620,000 reasons to encrypt

I’ve talked about it before and as an organization we’re constantly trying to tell people and organizations that encryption should be the first line of defense for data on portable devices such as laptops. And yet again, we’re seeing a huge data breach in Canada, this time in Alberta, due to a laptop being stolen and not being encrypted.

Yesterday it was announced that Medicentres Family Health Care Clinics in Alberta lost a laptop containing the Personal Health Information (PHI) of 620,000 Albertans. It’s a staggering number. However, the more staggering details around this breach are three-fold:

  1. The data was given to an IT consultant ‘working on an app’ that needed large amounts of data to test the app. The odds that consultant should have had access to those records are likely very low.
  2. The laptop with that data wasn’t secured or encrypted to prevent illegal access to the data.
  3. This breach happened in September 2013 and is only coming to light now – nearly 4 months after the fact

It’s hard to believe these things keep happening in the Great White North given recent fiasco involving Human Resources and Skills Development Canada. There’s really no excuse these days for breaches of this scale and there’s lot’s that could be done to prevent these things from happening.

This current breach in Alberta happened because there weren’t proper checks and balances in place. The PHI wasn’t handled properly by the organization and the consultant and it should never have been shared. The organization either did not have encryption in place or did not mandate it on the consultant’s laptop.

Now there are more questions than answers and over 600,000 people have to worry about their PHI floating out there for anyone to see (potentially). It’s a scary proposition and it’s clear the Alberta Government is taking this seriously. It’s unclear what repercussions Medicentres will face, but in looking at the brand damage, likely patient legal recourse and other things – it’s going to be an expensive mistake.

It’s a mistake that could’ve been prevented with data encryption software that would have cost a fraction of what they’ll have to pay for damage control and other potential penalties.

Previous Post
Trusted Computing Group Opal vs Enterprise SEDs
Next Post
Put On Your Thinking Cap

Related Posts

Encryption only works if you use it

Once again there’s been a device theft that has left the personal health info (PHI) of 11,000 patients out in the open because the device was unencrypted. But when you look deeper into the problem, the organization did actually have…

Here, there, everywhere

It’s a busy month for events as we’re a week away from U.S. Thanksgiving. This week we find our folks in a couple different places at once talking to financial services organizations in Arizona and to IT security focused organizations…
Read more

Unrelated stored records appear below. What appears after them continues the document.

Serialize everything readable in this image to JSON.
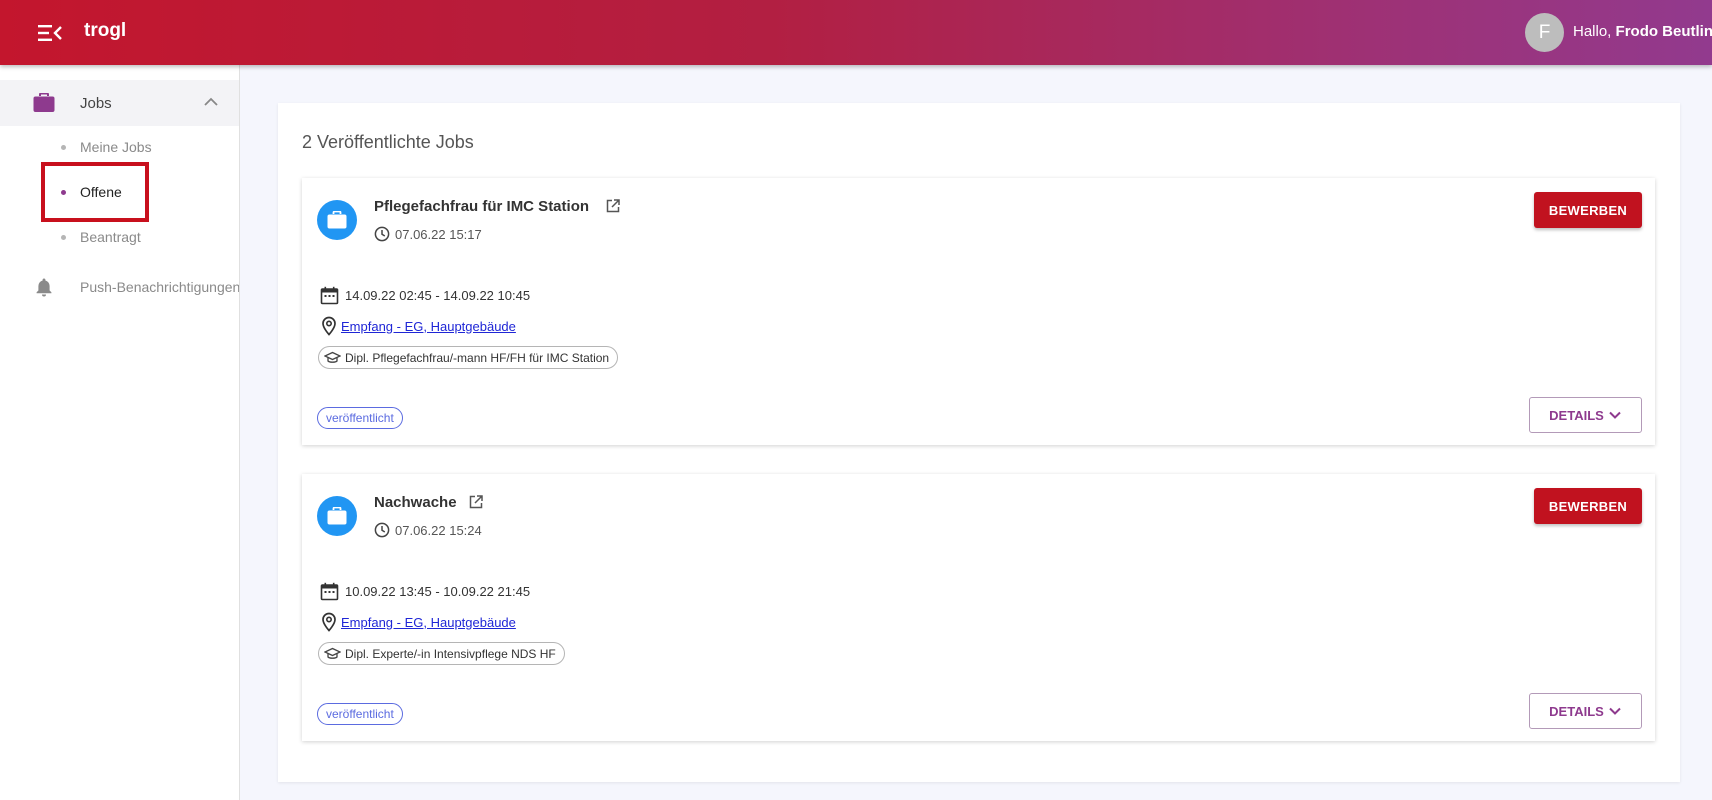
{
  "header": {
    "app_title": "trogl",
    "avatar_initial": "F",
    "greeting_prefix": "Hallo,",
    "user_name": "Frodo Beutlin"
  },
  "sidebar": {
    "group_label": "Jobs",
    "sub_items": [
      {
        "label": "Meine Jobs",
        "active": false
      },
      {
        "label": "Offene",
        "active": true
      },
      {
        "label": "Beantragt",
        "active": false
      }
    ],
    "push_label": "Push-Benachrichtigungen"
  },
  "main": {
    "title": "2 Veröffentlichte Jobs",
    "jobs": [
      {
        "title": "Pflegefachfrau für IMC Station",
        "created": "07.06.22 15:17",
        "period": "14.09.22 02:45 - 14.09.22 10:45",
        "location": "Empfang - EG, Hauptgebäude",
        "qualification": "Dipl. Pflegefachfrau/-mann HF/FH für IMC Station",
        "status": "veröffentlicht",
        "apply_label": "BEWERBEN",
        "details_label": "DETAILS"
      },
      {
        "title": "Nachwache",
        "created": "07.06.22 15:24",
        "period": "10.09.22 13:45 - 10.09.22 21:45",
        "location": "Empfang - EG, Hauptgebäude",
        "qualification": "Dipl. Experte/-in Intensivpflege NDS HF",
        "status": "veröffentlicht",
        "apply_label": "BEWERBEN",
        "details_label": "DETAILS"
      }
    ]
  },
  "colors": {
    "accent_red": "#c1121f",
    "accent_purple": "#8e3a8e",
    "job_avatar_blue": "#2196f3",
    "status_blue": "#5b6be0"
  },
  "icons": {
    "menu": "menu-collapse-icon",
    "jobs": "briefcase-icon",
    "push": "bell-icon",
    "external": "external-link-icon",
    "time": "clock-icon",
    "date": "calendar-icon",
    "location": "map-pin-icon",
    "qualification": "graduation-cap-icon",
    "details": "chevron-down-icon"
  }
}
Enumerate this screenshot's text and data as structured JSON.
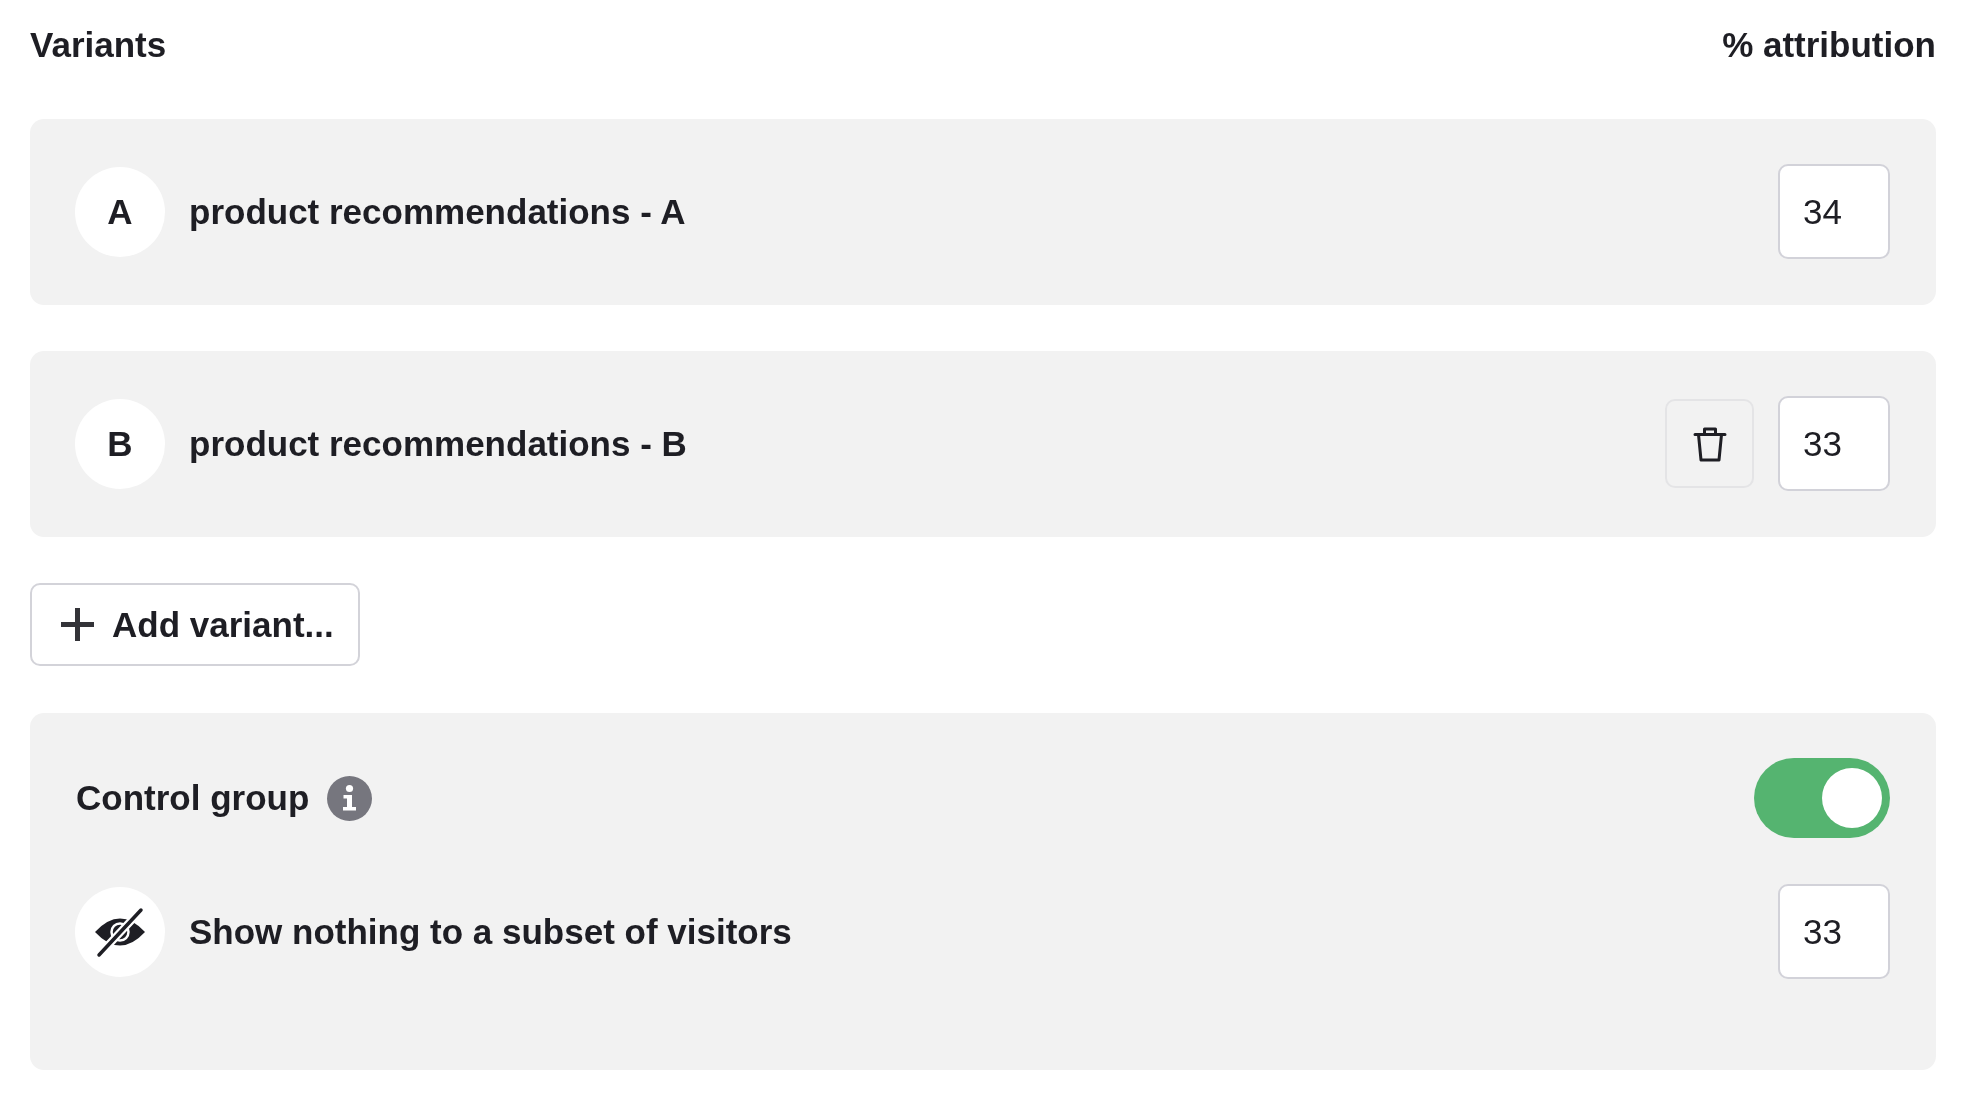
{
  "header": {
    "title": "Variants",
    "attribution_label": "% attribution"
  },
  "variants": [
    {
      "letter": "A",
      "name": "product recommendations - A",
      "attribution": "34",
      "deletable": false
    },
    {
      "letter": "B",
      "name": "product recommendations - B",
      "attribution": "33",
      "deletable": true
    }
  ],
  "add_variant_button": {
    "label": "Add variant..."
  },
  "control_group": {
    "title": "Control group",
    "on": true,
    "option": {
      "label": "Show nothing to a subset of visitors",
      "attribution": "33"
    }
  }
}
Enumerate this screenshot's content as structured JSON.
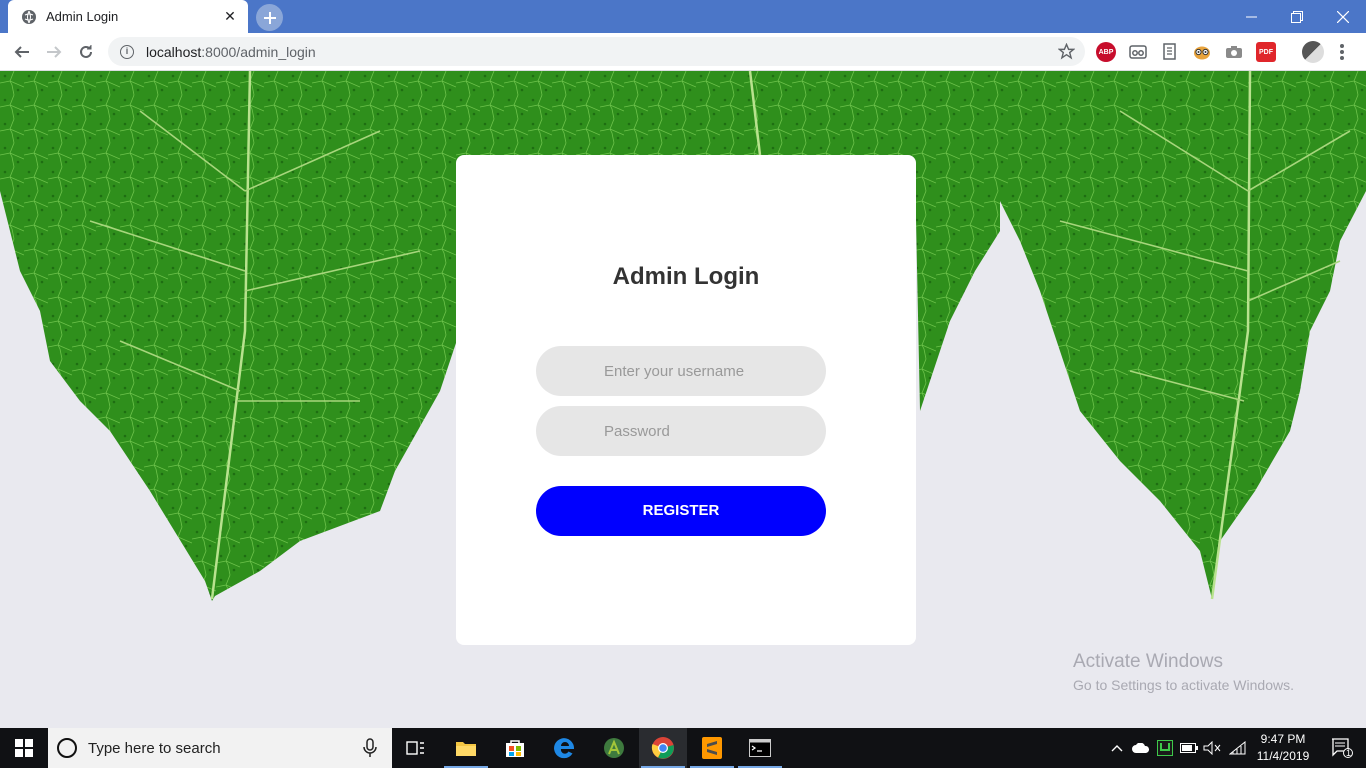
{
  "browser": {
    "tab_title": "Admin Login",
    "url_host": "localhost",
    "url_path": ":8000/admin_login",
    "extensions": [
      {
        "name": "adblock-icon",
        "label": "ABP",
        "color": "#c70d2c"
      },
      {
        "name": "eyeglasses-icon",
        "label": "",
        "color": "#5f6368"
      },
      {
        "name": "document-icon",
        "label": "",
        "color": "#5f6368"
      },
      {
        "name": "owl-icon",
        "label": "",
        "color": "#e8a33c"
      },
      {
        "name": "camera-icon",
        "label": "",
        "color": "#8a8a8a"
      },
      {
        "name": "pdf-icon",
        "label": "PDF",
        "color": "#e0262b"
      }
    ]
  },
  "login": {
    "title": "Admin Login",
    "username_placeholder": "Enter your username",
    "password_placeholder": "Password",
    "submit_label": "REGISTER"
  },
  "watermark": {
    "line1": "Activate Windows",
    "line2": "Go to Settings to activate Windows."
  },
  "taskbar": {
    "search_placeholder": "Type here to search",
    "time": "9:47 PM",
    "date": "11/4/2019",
    "notification_count": "1"
  },
  "colors": {
    "titlebar": "#4b76c8",
    "button": "#0000ff",
    "leaf": "#2e8a1a"
  }
}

Risk Mitigation

When I attended the Gartner Security & Risk Management summit a couple of weeks ago, I attended a session about Encryption Planning Made Simple. It was a good look at some of the issues facing organizations today and the barriers…
Read more

Yahoo! Security!

It’s always fun to come up with headlines around a brand that has an exclamation point as part of their name, but I digress. What this is really about is Yahoo!’s recent announcement that they’re going to start to encrypt…
Read more

Leave a Reply

Your email address will not be published. Required fields are marked *

Fill out this field
Fill out this field
Please enter a valid email address.

Menu